Despite the fact you need a game plan, it helps to go into networking events with an open mind. Everyone in the room has the potential to help you meet your career goals, or introduce you to new opportunities you hadn’t considered. Show the same level of interest and courtesy to everyone you meet, and find out what you can about their job. What do they enjoy about their work? How did they get into the field? What advice would they give to someone looking to break into the field? While you may not be interested in biotech consultancy, perhaps a labmate is considering such roles and would benefit from any insights you can relay.
As scientists, we tend to be very detail-orientated and thorough when talking about our work. In networking situations, people may not be familiar with your field and could be pressed for time, meaning you must be concise. Develop a ‘high-level’ elevator pitch that describes your work quickly in broad strokes.

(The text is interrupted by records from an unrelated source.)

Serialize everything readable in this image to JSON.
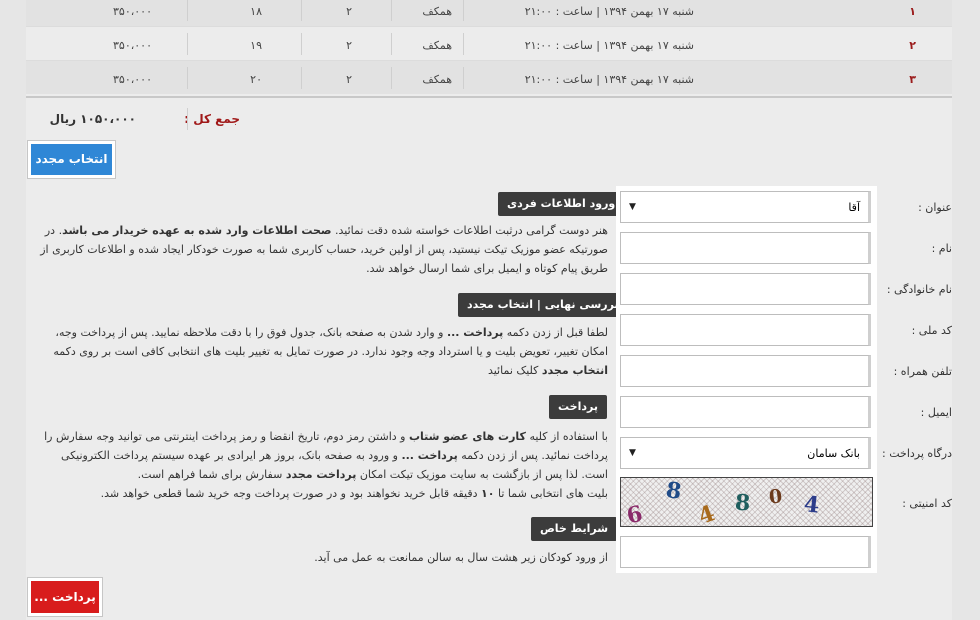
{
  "orders": {
    "rows": [
      {
        "index": "۱",
        "date": "شنبه ۱۷ بهمن ۱۳۹۴ | ساعت : ۲۱:۰۰",
        "hall": "همکف",
        "row": "۲",
        "seat": "۱۸",
        "price": "۳۵۰،۰۰۰"
      },
      {
        "index": "۲",
        "date": "شنبه ۱۷ بهمن ۱۳۹۴ | ساعت : ۲۱:۰۰",
        "hall": "همکف",
        "row": "۲",
        "seat": "۱۹",
        "price": "۳۵۰،۰۰۰"
      },
      {
        "index": "۳",
        "date": "شنبه ۱۷ بهمن ۱۳۹۴ | ساعت : ۲۱:۰۰",
        "hall": "همکف",
        "row": "۲",
        "seat": "۲۰",
        "price": "۳۵۰،۰۰۰"
      }
    ],
    "total_label": "جمع کل :",
    "total_value": "۱۰۵۰،۰۰۰ ریال"
  },
  "buttons": {
    "reselect": "انتخاب مجدد",
    "pay": "پرداخت ..."
  },
  "info": {
    "personal_header": "ورود اطلاعات فردی",
    "personal_p1": "هنر دوست گرامی درثبت اطلاعات خواسته شده دقت نمائید. ",
    "personal_p1_b": "صحت اطلاعات وارد شده به عهده خریدار می باشد",
    "personal_p2": ". در صورتیکه عضو موزیک تیکت نیستید، پس از اولین خرید، حساب کاربری شما به صورت خودکار ایجاد شده و اطلاعات کاربری از طریق پیام کوتاه و ایمیل برای شما ارسال خواهد شد.",
    "review_header": "بررسی نهایی | انتخاب مجدد",
    "review_p1": "لطفا قبل از زدن دکمه ",
    "review_p1_b": "پرداخت ...",
    "review_p2": " و وارد شدن به صفحه بانک، جدول فوق را با دقت ملاحظه نمایید. پس از پرداخت وجه، امکان تغییر، تعویض بلیت و یا استرداد وجه وجود ندارد. در صورت تمایل به تغییر بلیت های انتخابی کافی است بر روی دکمه ",
    "review_p2_b": "انتخاب مجدد",
    "review_p3": " کلیک نمائید",
    "payment_header": "پرداخت",
    "payment_p1": "با استفاده از کلیه ",
    "payment_p1_b": "کارت های عضو شتاب",
    "payment_p2": " و داشتن رمز دوم، تاریخ انقضا و رمز پرداخت اینترنتی می توانید وجه سفارش را پرداخت نمائید. پس از زدن دکمه ",
    "payment_p2_b": "پرداخت ...",
    "payment_p3": " و ورود به صفحه بانک، بروز هر ایرادی بر عهده سیستم پرداخت الکترونیکی است. لذا پس از بازگشت به سایت موزیک تیکت امکان ",
    "payment_p3_b": "پرداخت مجدد",
    "payment_p4": " سفارش برای شما فراهم است.",
    "payment_p5": "بلیت های انتخابی شما تا ",
    "payment_p5_b": "۱۰",
    "payment_p6": " دقیقه قابل خرید نخواهند بود و در صورت پرداخت وجه خرید شما قطعی خواهد شد.",
    "special_header": "شرایط خاص",
    "special_p1": "از ورود کودکان زیر هشت سال به سالن ممانعت به عمل می آید."
  },
  "form": {
    "title_label": "عنوان :",
    "title_value": "آقا",
    "name_label": "نام :",
    "family_label": "نام خانوادگی :",
    "national_code_label": "کد ملی :",
    "mobile_label": "تلفن همراه :",
    "email_label": "ایمیل :",
    "gateway_label": "درگاه پرداخت :",
    "gateway_value": "بانک سامان",
    "captcha_label": "کد امنیتی :",
    "captcha_digits": [
      "6",
      "8",
      "4",
      "8",
      "0",
      "4"
    ]
  },
  "colors": {
    "reselect_button": "#2f87d6",
    "pay_button": "#d81c1c",
    "total_label": "#a01818",
    "header_bg": "#3c3c3c"
  }
}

If the other person wants to learn more, they’ll ask follow-up questions.
When talking to someone new, avoid monopolizing the conversation. Pause and ask questions. It doesn’t sound like much, but simply seeming interested in other people is one of the best ways to leave a good impression. Don’t forget to think about what YOU may be able to offer THEM; networking and building connections goes both ways.
The great thing about networking events is that everybody who attends wants to have a conversation with you! Even if you’re naturally more reserved, there are many people in the room, such as recruiters, who enjoy meeting new people and are experienced at navigating these kinds of social interactions.
Business card and follow-up
“Thanks, it’s been great talking to you – here’s my contact information.” You don’t have to devote a lot of time to any one person at the networking event. If it seems like you don’t have much to say to each other, it’s fine to politely bow out of the conversation and look for someone else to talk to. Be sure to collect the other person’s contact information and share yours. Business cards are the traditional hallmark of networking, but some people generate QR codes that link to their LinkedIn profile or online CV. At virtual events all you need to do is drop your contact info in the chat. Most people who attend networking events are open to connecting electronically afterwards. You can also send a short email the next day thanking them again for their time and re-emphasizing how much you enjoyed talking to them.
“Even if [recruiters or my new connections] didn’t have an immediate job opportunity for me, I still had someone that I could reach out to in the future.” Carter Lewis, Sci.bio Recruiting Associate
As mentioned above, networking doesn’t immediately bear fruit. You want to cultivate your network over several months; interacting with new connections on LinkedIn (e.g. commenting on their posts) and keeping your name fresh in their minds without becoming a nuisance or spamming them. Maybe this new contact knows one of their contacts has a job vacancy, or perhaps they can help you with something unrelated to your job search? Either way, you won’t know until you’ve made the connection!
Networking can appear daunting, but recruiters at Sci.bio are happy to help you expand your circle of contacts and take your career to the next level. Get in touch with us today.